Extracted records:
——————————

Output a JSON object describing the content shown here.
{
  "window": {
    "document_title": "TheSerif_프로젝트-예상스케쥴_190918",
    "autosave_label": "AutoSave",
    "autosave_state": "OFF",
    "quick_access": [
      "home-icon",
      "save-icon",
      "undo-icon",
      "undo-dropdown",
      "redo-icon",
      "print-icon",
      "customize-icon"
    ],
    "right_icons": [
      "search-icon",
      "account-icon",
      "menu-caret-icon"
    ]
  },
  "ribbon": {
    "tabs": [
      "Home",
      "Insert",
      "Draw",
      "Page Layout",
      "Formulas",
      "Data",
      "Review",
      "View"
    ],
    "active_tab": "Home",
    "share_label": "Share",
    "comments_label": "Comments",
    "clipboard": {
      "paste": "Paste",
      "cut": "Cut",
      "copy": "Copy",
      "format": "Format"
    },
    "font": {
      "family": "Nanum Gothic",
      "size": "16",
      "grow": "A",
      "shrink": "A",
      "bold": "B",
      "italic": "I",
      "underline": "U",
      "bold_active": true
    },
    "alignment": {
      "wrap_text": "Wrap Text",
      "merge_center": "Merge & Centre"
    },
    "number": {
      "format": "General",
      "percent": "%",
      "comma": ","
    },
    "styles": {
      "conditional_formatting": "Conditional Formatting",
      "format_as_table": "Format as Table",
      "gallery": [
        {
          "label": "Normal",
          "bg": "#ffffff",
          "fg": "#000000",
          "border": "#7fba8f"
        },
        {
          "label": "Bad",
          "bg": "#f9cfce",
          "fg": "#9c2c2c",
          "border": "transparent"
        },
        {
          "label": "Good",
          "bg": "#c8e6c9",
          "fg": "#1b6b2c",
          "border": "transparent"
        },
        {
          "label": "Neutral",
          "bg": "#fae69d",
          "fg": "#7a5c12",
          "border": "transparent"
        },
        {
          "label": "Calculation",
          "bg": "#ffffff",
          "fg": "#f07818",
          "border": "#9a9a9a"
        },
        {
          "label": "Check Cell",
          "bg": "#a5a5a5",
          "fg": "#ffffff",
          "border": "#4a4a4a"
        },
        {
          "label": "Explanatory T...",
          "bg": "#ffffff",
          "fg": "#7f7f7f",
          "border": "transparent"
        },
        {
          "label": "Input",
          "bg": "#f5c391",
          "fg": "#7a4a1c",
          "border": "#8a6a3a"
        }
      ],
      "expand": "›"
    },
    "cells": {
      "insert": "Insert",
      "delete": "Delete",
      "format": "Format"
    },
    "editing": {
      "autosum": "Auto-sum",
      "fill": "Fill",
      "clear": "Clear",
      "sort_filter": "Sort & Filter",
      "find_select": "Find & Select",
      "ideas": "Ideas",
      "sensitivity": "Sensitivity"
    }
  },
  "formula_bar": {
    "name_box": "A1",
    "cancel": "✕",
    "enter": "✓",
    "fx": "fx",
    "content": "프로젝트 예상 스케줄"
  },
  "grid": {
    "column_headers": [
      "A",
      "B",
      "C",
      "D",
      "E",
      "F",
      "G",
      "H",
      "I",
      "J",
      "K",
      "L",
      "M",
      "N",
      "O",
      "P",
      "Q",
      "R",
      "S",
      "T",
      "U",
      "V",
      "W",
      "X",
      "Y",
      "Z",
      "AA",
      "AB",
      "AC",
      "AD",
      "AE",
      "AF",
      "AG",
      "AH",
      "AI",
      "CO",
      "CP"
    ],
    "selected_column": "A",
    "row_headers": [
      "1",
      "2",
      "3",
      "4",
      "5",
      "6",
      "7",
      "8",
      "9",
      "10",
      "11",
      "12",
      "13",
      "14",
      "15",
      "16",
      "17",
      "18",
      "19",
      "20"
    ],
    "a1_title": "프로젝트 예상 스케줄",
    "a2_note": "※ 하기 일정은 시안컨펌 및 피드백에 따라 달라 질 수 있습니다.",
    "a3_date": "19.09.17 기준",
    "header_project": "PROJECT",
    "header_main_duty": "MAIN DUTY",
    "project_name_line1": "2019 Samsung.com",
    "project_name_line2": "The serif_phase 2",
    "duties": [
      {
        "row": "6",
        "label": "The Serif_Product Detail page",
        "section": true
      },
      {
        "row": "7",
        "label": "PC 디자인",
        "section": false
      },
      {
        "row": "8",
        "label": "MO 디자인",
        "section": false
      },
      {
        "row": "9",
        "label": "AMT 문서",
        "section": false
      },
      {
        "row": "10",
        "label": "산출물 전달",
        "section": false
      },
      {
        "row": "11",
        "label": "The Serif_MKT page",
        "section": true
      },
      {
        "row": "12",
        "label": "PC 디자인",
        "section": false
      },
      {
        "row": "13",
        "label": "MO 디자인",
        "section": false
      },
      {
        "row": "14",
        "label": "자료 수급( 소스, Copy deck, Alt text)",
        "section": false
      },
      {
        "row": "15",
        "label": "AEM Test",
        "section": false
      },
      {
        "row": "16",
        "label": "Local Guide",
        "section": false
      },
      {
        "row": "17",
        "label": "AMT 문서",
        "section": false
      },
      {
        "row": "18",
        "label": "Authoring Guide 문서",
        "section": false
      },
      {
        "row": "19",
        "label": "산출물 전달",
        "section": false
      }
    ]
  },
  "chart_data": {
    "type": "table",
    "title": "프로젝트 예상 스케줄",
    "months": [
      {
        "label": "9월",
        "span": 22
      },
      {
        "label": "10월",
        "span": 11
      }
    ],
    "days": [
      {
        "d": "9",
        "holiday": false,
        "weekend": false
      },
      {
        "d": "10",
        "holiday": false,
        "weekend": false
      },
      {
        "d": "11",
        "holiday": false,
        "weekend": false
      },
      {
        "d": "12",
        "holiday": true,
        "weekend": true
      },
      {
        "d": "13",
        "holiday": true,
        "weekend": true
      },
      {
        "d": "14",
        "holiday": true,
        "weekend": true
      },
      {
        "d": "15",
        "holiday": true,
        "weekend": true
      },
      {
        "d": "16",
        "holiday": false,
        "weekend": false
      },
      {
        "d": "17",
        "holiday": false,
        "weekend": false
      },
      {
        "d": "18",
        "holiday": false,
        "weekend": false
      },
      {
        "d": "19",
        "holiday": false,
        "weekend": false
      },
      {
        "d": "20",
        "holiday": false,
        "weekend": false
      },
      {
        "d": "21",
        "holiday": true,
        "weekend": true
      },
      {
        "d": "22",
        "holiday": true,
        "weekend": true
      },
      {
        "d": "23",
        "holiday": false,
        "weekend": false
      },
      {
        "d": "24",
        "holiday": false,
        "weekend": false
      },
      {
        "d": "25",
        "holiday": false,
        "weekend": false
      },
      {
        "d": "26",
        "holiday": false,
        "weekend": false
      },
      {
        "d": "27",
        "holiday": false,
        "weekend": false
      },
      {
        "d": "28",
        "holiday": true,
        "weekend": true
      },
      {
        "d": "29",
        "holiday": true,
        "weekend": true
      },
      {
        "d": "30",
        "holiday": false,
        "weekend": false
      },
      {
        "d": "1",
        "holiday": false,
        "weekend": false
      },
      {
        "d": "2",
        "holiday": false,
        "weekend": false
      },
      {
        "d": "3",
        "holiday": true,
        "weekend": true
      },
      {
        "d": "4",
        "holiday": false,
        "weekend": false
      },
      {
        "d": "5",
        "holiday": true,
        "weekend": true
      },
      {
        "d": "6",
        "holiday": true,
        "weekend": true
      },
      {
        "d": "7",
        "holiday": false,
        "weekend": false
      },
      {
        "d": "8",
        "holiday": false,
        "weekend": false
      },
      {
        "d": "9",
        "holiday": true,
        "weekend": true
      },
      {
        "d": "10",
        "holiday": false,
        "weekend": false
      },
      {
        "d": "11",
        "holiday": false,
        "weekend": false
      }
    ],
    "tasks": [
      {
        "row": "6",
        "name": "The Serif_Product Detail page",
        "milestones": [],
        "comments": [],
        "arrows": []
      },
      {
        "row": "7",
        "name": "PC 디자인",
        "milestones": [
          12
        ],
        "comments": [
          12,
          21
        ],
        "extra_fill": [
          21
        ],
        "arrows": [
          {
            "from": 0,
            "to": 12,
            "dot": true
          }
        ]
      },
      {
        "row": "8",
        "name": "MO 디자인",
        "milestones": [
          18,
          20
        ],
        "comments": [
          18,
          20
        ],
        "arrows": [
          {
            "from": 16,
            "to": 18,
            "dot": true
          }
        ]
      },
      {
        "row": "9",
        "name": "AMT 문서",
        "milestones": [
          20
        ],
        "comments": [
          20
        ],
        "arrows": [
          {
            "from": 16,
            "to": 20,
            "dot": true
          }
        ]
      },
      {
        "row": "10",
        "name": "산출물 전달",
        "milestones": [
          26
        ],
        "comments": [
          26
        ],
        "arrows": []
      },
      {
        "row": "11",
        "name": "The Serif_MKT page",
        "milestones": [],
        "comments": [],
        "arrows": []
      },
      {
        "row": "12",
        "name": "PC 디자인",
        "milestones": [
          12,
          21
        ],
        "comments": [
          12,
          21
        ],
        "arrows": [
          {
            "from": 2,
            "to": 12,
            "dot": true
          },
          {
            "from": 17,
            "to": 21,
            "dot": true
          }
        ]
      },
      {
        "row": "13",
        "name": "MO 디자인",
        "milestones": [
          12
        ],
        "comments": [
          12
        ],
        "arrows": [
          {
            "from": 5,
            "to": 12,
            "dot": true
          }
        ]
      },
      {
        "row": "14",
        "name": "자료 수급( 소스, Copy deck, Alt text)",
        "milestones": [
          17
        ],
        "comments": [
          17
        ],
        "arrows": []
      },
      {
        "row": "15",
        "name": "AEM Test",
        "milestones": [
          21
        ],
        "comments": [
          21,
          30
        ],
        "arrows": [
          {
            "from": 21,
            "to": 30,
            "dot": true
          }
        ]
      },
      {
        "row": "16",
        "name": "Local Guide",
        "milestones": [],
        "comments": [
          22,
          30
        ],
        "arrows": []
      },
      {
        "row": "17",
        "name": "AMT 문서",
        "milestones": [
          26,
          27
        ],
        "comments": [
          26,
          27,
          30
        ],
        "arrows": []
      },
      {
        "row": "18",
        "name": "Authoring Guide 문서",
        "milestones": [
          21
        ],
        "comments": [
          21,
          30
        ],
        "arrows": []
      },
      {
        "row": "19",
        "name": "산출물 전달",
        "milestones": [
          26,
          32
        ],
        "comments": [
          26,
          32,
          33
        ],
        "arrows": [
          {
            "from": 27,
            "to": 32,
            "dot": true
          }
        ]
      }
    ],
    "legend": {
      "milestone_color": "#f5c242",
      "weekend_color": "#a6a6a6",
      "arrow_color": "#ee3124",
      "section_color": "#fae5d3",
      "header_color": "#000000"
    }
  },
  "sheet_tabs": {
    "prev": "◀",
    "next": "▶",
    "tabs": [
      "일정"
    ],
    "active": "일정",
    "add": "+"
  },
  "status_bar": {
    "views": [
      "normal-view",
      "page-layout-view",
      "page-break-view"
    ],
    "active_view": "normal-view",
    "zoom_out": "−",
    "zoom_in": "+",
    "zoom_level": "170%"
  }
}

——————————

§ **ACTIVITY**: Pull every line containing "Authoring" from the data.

§ **ANSWER FOR THIS EXERCISE**:
        "label": "Authoring Guide 문서",
        "name": "Authoring Guide 문서",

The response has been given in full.